Sanusi who is also a seasoned pilot, who has landed at the airport for several years, said the runway has been in deplorable situation and if it was not closed for major repairs, Nigerians should wait for air crash to happen, which would put an end to the present debate.
He noted, however, that instead of NCAA to declare the airport unsafe and therefore close it for repairs, the Ministry of Transport is deciding the closure, which unfortunately has made the decision a political issue.
Sanusi said all the airport closures due to safety concerns in the past were decided by NCAA, which has the prerogative to do that, noting that although the Minister of State, Aviation, Senator Hadi Sirika is an aviator, but he is seen by members of the National Assembly as a politician and that is why there is on-going argument over the airport closure.
“There is a fundamental flaw over who decided that the airport should be closed. That is the responsibility of NCAA as the regulator of the aviation industry, which decides the safety standard of an airport, the airworthiness of an aircraft, the qualification of a pilot or cabin crew and it is NCAA that should decide whether the airport should be closed or not and from our experience, the continued use of that runway is a tragedy waiting to happen,” Sanusi said.
He recalled many years ago when Air France flight landed on cattle at the Port Harcourt International Airport, Omagwa and noted that NCAA closed the airport for safety reasons against the wishes of both the state government, airlines and even the then Ministry of Aviation.
“No one should question the decision of NCAA because it has been given the right by law to take such decision and if NCAA has taken the decision to close the Abuja airport there is no way it would have attracted the on-going debate. We shall be going to a dangerous area if we politicise what borders on safety in the aviation industry,” he said.
Also speaking on the need to ensure safe flight operations at the Abuja airport, a cargo airline operator, the Managing Director of Allied Air, Captain Val Tango has said that the decision of the federal government to close the airport to repair the runway was the best option to enhance flight safety into the airport and condemned the stance of some industry stakeholders on the issue, pointing out that the current debate on the perceived inconveniences that come with such closure should not overshadow the safety consideration, adding that continued flights into the Abuja airport is hazardous.
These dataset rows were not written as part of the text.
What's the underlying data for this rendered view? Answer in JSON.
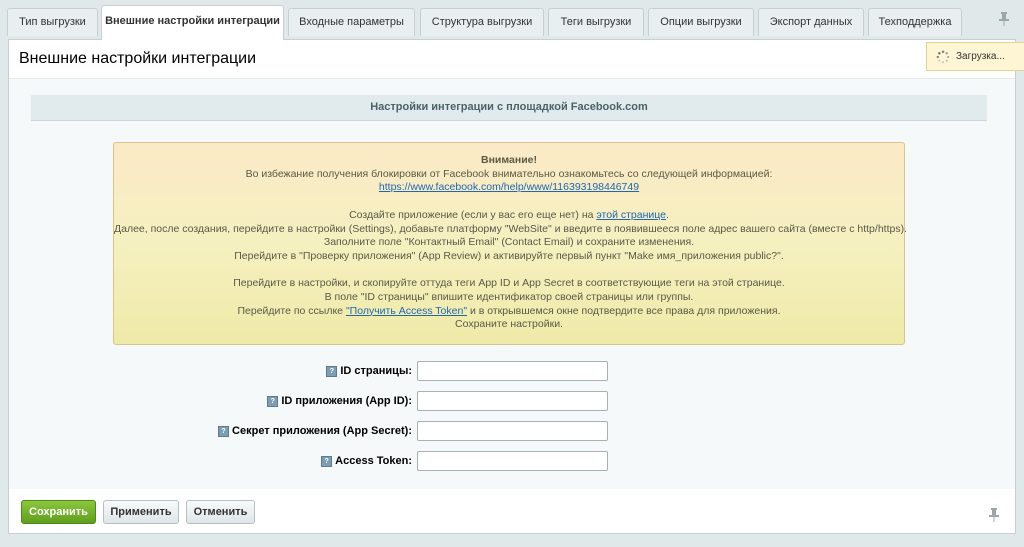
{
  "tabs": [
    {
      "label": "Тип выгрузки",
      "active": false
    },
    {
      "label": "Внешние настройки интеграции",
      "active": true
    },
    {
      "label": "Входные параметры",
      "active": false
    },
    {
      "label": "Структура выгрузки",
      "active": false
    },
    {
      "label": "Теги выгрузки",
      "active": false
    },
    {
      "label": "Опции выгрузки",
      "active": false
    },
    {
      "label": "Экспорт данных",
      "active": false
    },
    {
      "label": "Техподдержка",
      "active": false
    }
  ],
  "page_title": "Внешние настройки интеграции",
  "loading_text": "Загрузка...",
  "section_header": "Настройки интеграции с площадкой Facebook.com",
  "notice": {
    "title": "Внимание!",
    "line1": "Во избежание получения блокировки от Facebook внимательно ознакомьтесь со следующей информацией:",
    "link1": "https://www.facebook.com/help/www/116393198446749",
    "p2_before": "Создайте приложение (если у вас его еще нет) на ",
    "p2_link": "этой странице",
    "p2_after": ".",
    "line3": "Далее, после создания, перейдите в настройки (Settings), добавьте платформу \"WebSite\" и введите в появившееся поле адрес вашего сайта (вместе с http/https).",
    "line4": "Заполните поле \"Контактный Email\" (Contact Email) и сохраните изменения.",
    "line5": "Перейдите в \"Проверку приложения\" (App Review) и активируйте первый пункт \"Make имя_приложения public?\".",
    "line6": "Перейдите в настройки, и скопируйте оттуда теги App ID и App Secret в соответствующие теги на этой странице.",
    "line7": "В поле \"ID страницы\" впишите идентификатор своей страницы или группы.",
    "p8_before": "Перейдите по ссылке ",
    "p8_link": "\"Получить Access Token\"",
    "p8_after": " и в открывшемся окне подтвердите все права для приложения.",
    "line9": "Сохраните настройки."
  },
  "form": {
    "page_id": {
      "label": "ID страницы:",
      "value": ""
    },
    "app_id": {
      "label": "ID приложения (App ID):",
      "value": ""
    },
    "app_secret": {
      "label": "Секрет приложения (App Secret):",
      "value": ""
    },
    "access_token": {
      "label": "Access Token:",
      "value": ""
    }
  },
  "help_icon_glyph": "?",
  "buttons": {
    "save": "Сохранить",
    "apply": "Применить",
    "cancel": "Отменить"
  },
  "colors": {
    "save_button": "#6aaa25",
    "link": "#2067b0",
    "notice_bg": "#f5f0c0"
  }
}
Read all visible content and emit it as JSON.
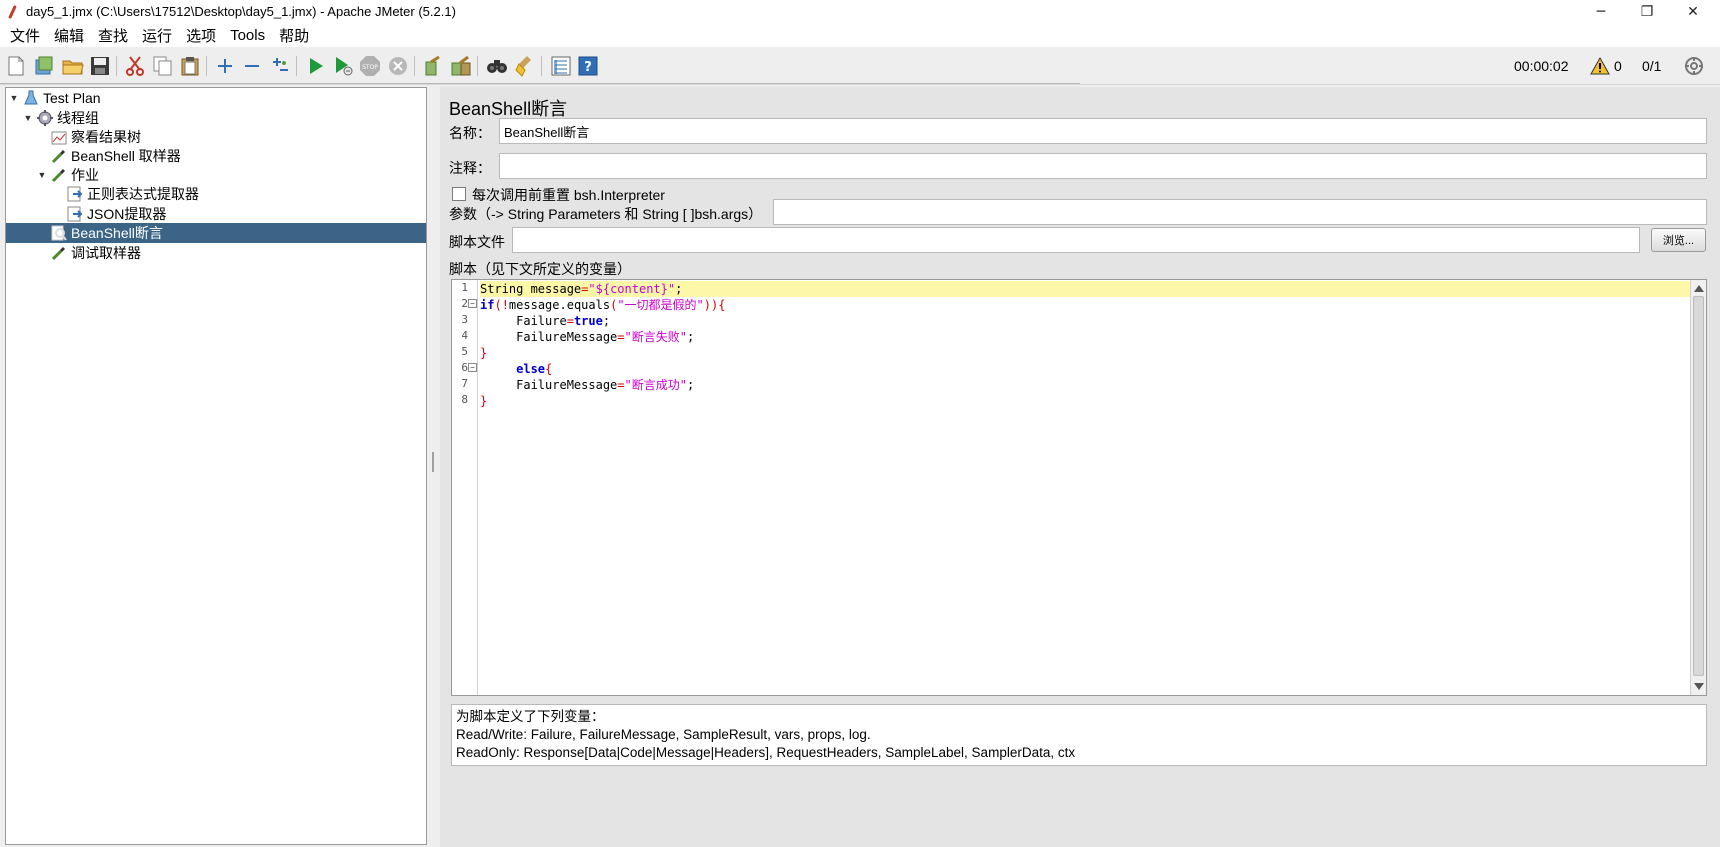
{
  "window": {
    "title": "day5_1.jmx (C:\\Users\\17512\\Desktop\\day5_1.jmx) - Apache JMeter (5.2.1)",
    "controls": {
      "minimize": "─",
      "restore": "❐",
      "close": "✕"
    }
  },
  "menu": {
    "items": [
      "文件",
      "编辑",
      "查找",
      "运行",
      "选项",
      "Tools",
      "帮助"
    ]
  },
  "toolbar": {
    "icons": [
      "new-icon",
      "templates-icon",
      "open-icon",
      "save-icon",
      "cut-icon",
      "copy-icon",
      "paste-icon",
      "expand-icon",
      "collapse-icon",
      "toggle-icon",
      "start-icon",
      "start-no-pause-icon",
      "stop-icon",
      "shutdown-icon",
      "clear-icon",
      "clear-all-icon",
      "search-icon",
      "reset-search-icon",
      "function-helper-icon",
      "help-icon"
    ],
    "timer": "00:00:02",
    "warning_count": "0",
    "threads": "0/1"
  },
  "tree": {
    "nodes": [
      {
        "label": "Test Plan",
        "level": 0,
        "icon": "test-plan-icon",
        "expanded": true
      },
      {
        "label": "线程组",
        "level": 1,
        "icon": "thread-group-icon",
        "expanded": true
      },
      {
        "label": "察看结果树",
        "level": 2,
        "icon": "listener-icon"
      },
      {
        "label": "BeanShell 取样器",
        "level": 2,
        "icon": "sampler-icon"
      },
      {
        "label": "作业",
        "level": 2,
        "icon": "sampler-icon",
        "expanded": true
      },
      {
        "label": "正则表达式提取器",
        "level": 3,
        "icon": "extractor-icon"
      },
      {
        "label": "JSON提取器",
        "level": 3,
        "icon": "extractor-icon"
      },
      {
        "label": "BeanShell断言",
        "level": 2,
        "icon": "assertion-icon",
        "selected": true
      },
      {
        "label": "调试取样器",
        "level": 2,
        "icon": "sampler-icon"
      }
    ]
  },
  "panel": {
    "title": "BeanShell断言",
    "name_label": "名称：",
    "name_value": "BeanShell断言",
    "comment_label": "注释：",
    "comment_value": "",
    "reset_label": "每次调用前重置 bsh.Interpreter",
    "params_label": "参数（-> String Parameters 和 String [ ]bsh.args）",
    "params_value": "",
    "script_file_label": "脚本文件",
    "script_file_value": "",
    "browse_label": "浏览...",
    "script_label": "脚本（见下文所定义的变量）"
  },
  "script": {
    "line_numbers": [
      "1",
      "2",
      "3",
      "4",
      "5",
      "6",
      "7",
      "8"
    ],
    "lines": [
      "String message=\"${content}\";",
      "if(!message.equals(\"一切都是假的\")){",
      "     Failure=true;",
      "     FailureMessage=\"断言失败\";",
      "}",
      "     else{",
      "     FailureMessage=\"断言成功\";",
      "}"
    ]
  },
  "vars": {
    "line1": "为脚本定义了下列变量：",
    "line2": "Read/Write: Failure, FailureMessage, SampleResult, vars, props, log.",
    "line3": "ReadOnly: Response[Data|Code|Message|Headers], RequestHeaders, SampleLabel, SamplerData, ctx"
  }
}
He wondered what the debate is all about, whether it is about safety or disaster, stressing, “aviation is all about safety, safety and safety before commercial consideration or inconvenience”.
Capt. Val was of the opinion that persistent flights into the poor state of the runway has a lot of implications for instance, if there is an incident or accident, it would attract high insurance premium.
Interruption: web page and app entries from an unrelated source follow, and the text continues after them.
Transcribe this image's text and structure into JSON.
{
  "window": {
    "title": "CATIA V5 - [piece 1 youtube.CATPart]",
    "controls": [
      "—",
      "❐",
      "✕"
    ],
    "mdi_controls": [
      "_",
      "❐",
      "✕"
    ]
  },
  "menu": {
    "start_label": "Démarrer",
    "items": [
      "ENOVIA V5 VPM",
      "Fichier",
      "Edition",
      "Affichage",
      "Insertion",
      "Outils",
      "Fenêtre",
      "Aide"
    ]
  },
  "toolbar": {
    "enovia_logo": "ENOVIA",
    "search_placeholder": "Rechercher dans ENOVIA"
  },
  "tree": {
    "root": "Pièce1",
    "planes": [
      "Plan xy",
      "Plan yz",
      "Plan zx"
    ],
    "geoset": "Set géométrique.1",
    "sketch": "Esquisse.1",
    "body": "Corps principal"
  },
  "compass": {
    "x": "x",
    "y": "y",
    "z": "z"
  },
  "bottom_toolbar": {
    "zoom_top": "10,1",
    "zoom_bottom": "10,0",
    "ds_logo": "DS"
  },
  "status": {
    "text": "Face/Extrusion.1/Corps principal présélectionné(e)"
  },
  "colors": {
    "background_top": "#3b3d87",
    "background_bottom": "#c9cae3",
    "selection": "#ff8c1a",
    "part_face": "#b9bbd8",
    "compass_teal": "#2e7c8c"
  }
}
He further noted that the nation and indeed airline operators would be better off at the completion of the rehabilitation exercise if “we could endure and cooperate with the government in proffering a lasting solution”.
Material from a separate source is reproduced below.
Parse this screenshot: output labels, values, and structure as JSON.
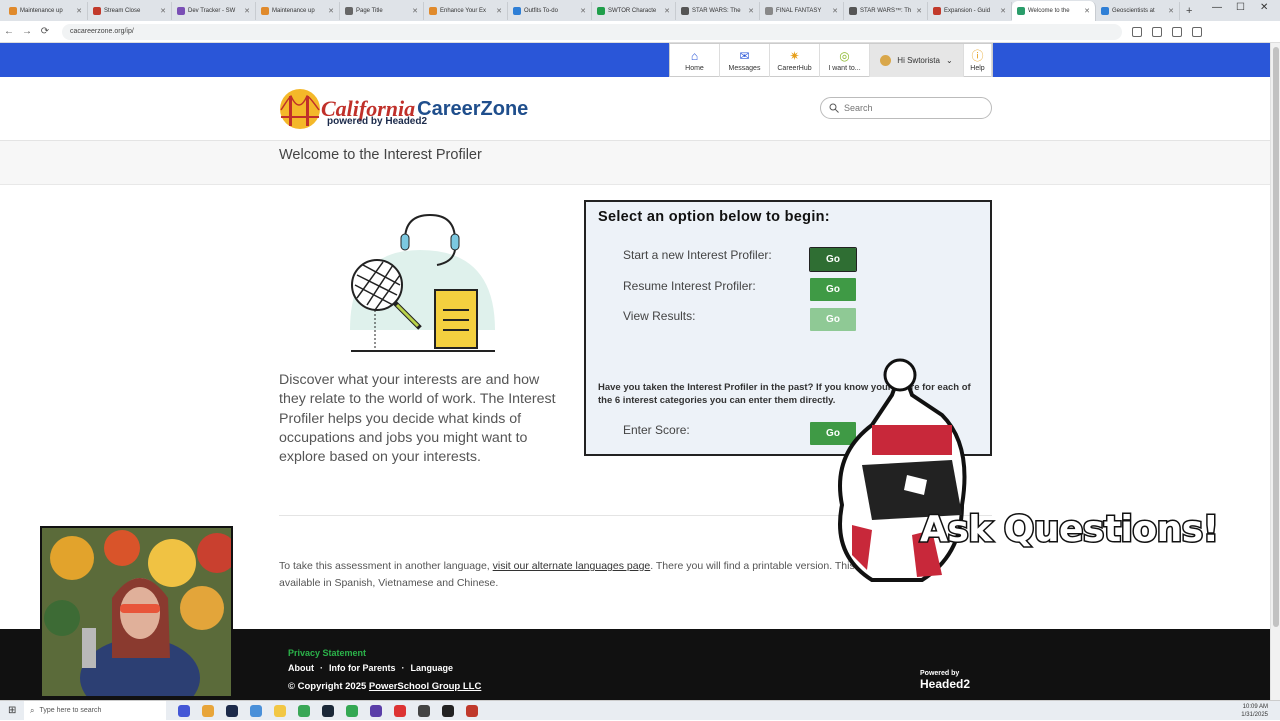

The federal government and the Ministry of Transport should take the responsibility of closing the airport to the Nigerian Civil Aviation Authority. This is a body recognised by ICAO and the international aviation community of being in charge of air transport in Nigeria. Many are of the view that this debate erupted because the responsibility of NCAA was usurped and put on the rostrum of political debate.